[Start of section]

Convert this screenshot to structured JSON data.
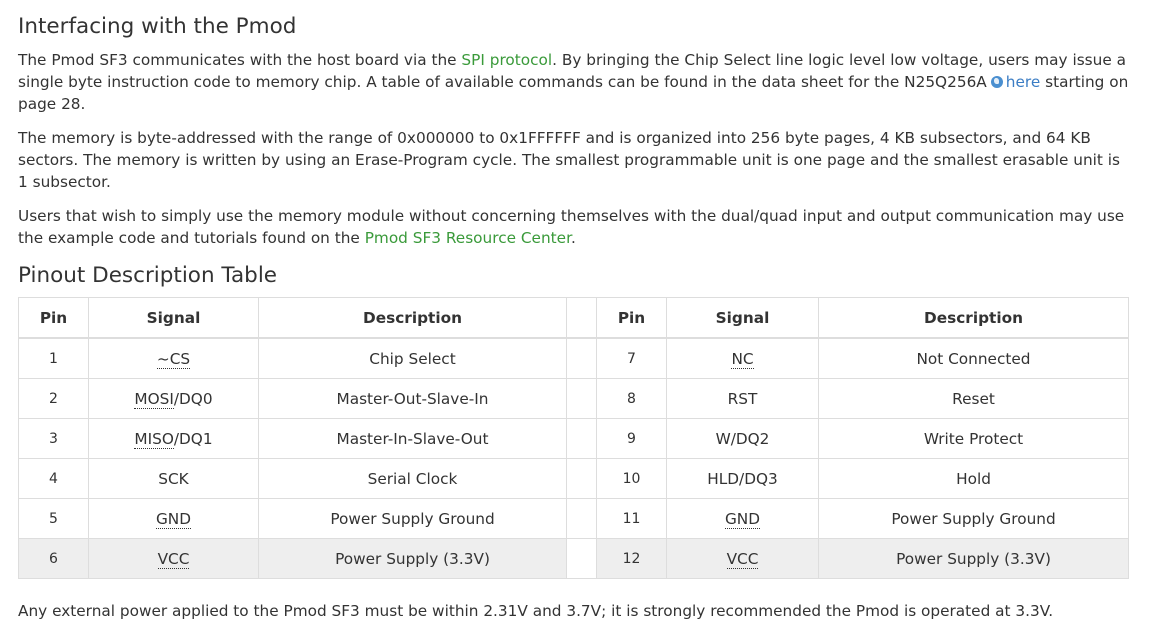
{
  "heading": "Interfacing with the Pmod",
  "p1": {
    "t1": "The Pmod SF3 communicates with the host board via the ",
    "link1": "SPI protocol",
    "t2": ". By bringing the Chip Select line logic level low voltage, users may issue a single byte instruction code to memory chip. A table of available commands can be found in the data sheet for the N25Q256A",
    "link2": "here",
    "t3": " starting on page 28."
  },
  "p2": "The memory is byte-addressed with the range of 0x000000 to 0x1FFFFFF and is organized into 256 byte pages, 4 KB subsectors, and 64 KB sectors. The memory is written by using an Erase-Program cycle. The smallest programmable unit is one page and the smallest erasable unit is 1 subsector.",
  "p3": {
    "t1": "Users that wish to simply use the memory module without concerning themselves with the dual/quad input and output communication may use the example code and tutorials found on the ",
    "link": "Pmod SF3 Resource Center",
    "t2": "."
  },
  "table_title": "Pinout Description Table",
  "table_headers": {
    "pin": "Pin",
    "signal": "Signal",
    "description": "Description"
  },
  "rows": [
    {
      "pin": "1",
      "sig_a": "~CS",
      "sig_b": "",
      "desc": "Chip Select",
      "pin2": "7",
      "sig2_a": "NC",
      "sig2_b": "",
      "desc2": "Not Connected"
    },
    {
      "pin": "2",
      "sig_a": "MOSI",
      "sig_b": "/DQ0",
      "desc": "Master-Out-Slave-In",
      "pin2": "8",
      "sig2_a": "",
      "sig2_b": "RST",
      "desc2": "Reset"
    },
    {
      "pin": "3",
      "sig_a": "MISO",
      "sig_b": "/DQ1",
      "desc": "Master-In-Slave-Out",
      "pin2": "9",
      "sig2_a": "",
      "sig2_b": "W/DQ2",
      "desc2": "Write Protect"
    },
    {
      "pin": "4",
      "sig_a": "",
      "sig_b": "SCK",
      "desc": "Serial Clock",
      "pin2": "10",
      "sig2_a": "",
      "sig2_b": "HLD/DQ3",
      "desc2": "Hold"
    },
    {
      "pin": "5",
      "sig_a": "GND",
      "sig_b": "",
      "desc": "Power Supply Ground",
      "pin2": "11",
      "sig2_a": "GND",
      "sig2_b": "",
      "desc2": "Power Supply Ground"
    },
    {
      "pin": "6",
      "sig_a": "VCC",
      "sig_b": "",
      "desc": "Power Supply (3.3V)",
      "pin2": "12",
      "sig2_a": "VCC",
      "sig2_b": "",
      "desc2": "Power Supply (3.3V)"
    }
  ],
  "footer": "Any external power applied to the Pmod SF3 must be within 2.31V and 3.7V; it is strongly recommended the Pmod is operated at 3.3V.",
  "colors": {
    "link_green": "#3a9a3a",
    "link_blue": "#3b7dc4",
    "shaded_row": "#eeeeee",
    "border": "#dddddd"
  },
  "icons": {
    "external_link": "globe-icon"
  }
}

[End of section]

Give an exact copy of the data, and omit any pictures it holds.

Worked solution:
Convert this screenshot to structured JSON data.
{
  "heading": "Interfacing with the Pmod",
  "p1": {
    "t1": "The Pmod SF3 communicates with the host board via the ",
    "link1": "SPI protocol",
    "t2": ". By bringing the Chip Select line logic level low voltage, users may issue a single byte instruction code to memory chip. A table of available commands can be found in the data sheet for the N25Q256A",
    "link2": "here",
    "t3": " starting on page 28."
  },
  "p2": "The memory is byte-addressed with the range of 0x000000 to 0x1FFFFFF and is organized into 256 byte pages, 4 KB subsectors, and 64 KB sectors. The memory is written by using an Erase-Program cycle. The smallest programmable unit is one page and the smallest erasable unit is 1 subsector.",
  "p3": {
    "t1": "Users that wish to simply use the memory module without concerning themselves with the dual/quad input and output communication may use the example code and tutorials found on the ",
    "link": "Pmod SF3 Resource Center",
    "t2": "."
  },
  "table_title": "Pinout Description Table",
  "table_headers": {
    "pin": "Pin",
    "signal": "Signal",
    "description": "Description"
  },
  "rows": [
    {
      "pin": "1",
      "sig_a": "~CS",
      "sig_b": "",
      "desc": "Chip Select",
      "pin2": "7",
      "sig2_a": "NC",
      "sig2_b": "",
      "desc2": "Not Connected"
    },
    {
      "pin": "2",
      "sig_a": "MOSI",
      "sig_b": "/DQ0",
      "desc": "Master-Out-Slave-In",
      "pin2": "8",
      "sig2_a": "",
      "sig2_b": "RST",
      "desc2": "Reset"
    },
    {
      "pin": "3",
      "sig_a": "MISO",
      "sig_b": "/DQ1",
      "desc": "Master-In-Slave-Out",
      "pin2": "9",
      "sig2_a": "",
      "sig2_b": "W/DQ2",
      "desc2": "Write Protect"
    },
    {
      "pin": "4",
      "sig_a": "",
      "sig_b": "SCK",
      "desc": "Serial Clock",
      "pin2": "10",
      "sig2_a": "",
      "sig2_b": "HLD/DQ3",
      "desc2": "Hold"
    },
    {
      "pin": "5",
      "sig_a": "GND",
      "sig_b": "",
      "desc": "Power Supply Ground",
      "pin2": "11",
      "sig2_a": "GND",
      "sig2_b": "",
      "desc2": "Power Supply Ground"
    },
    {
      "pin": "6",
      "sig_a": "VCC",
      "sig_b": "",
      "desc": "Power Supply (3.3V)",
      "pin2": "12",
      "sig2_a": "VCC",
      "sig2_b": "",
      "desc2": "Power Supply (3.3V)"
    }
  ],
  "footer": "Any external power applied to the Pmod SF3 must be within 2.31V and 3.7V; it is strongly recommended the Pmod is operated at 3.3V.",
  "colors": {
    "link_green": "#3a9a3a",
    "link_blue": "#3b7dc4",
    "shaded_row": "#eeeeee",
    "border": "#dddddd"
  },
  "icons": {
    "external_link": "globe-icon"
  }
}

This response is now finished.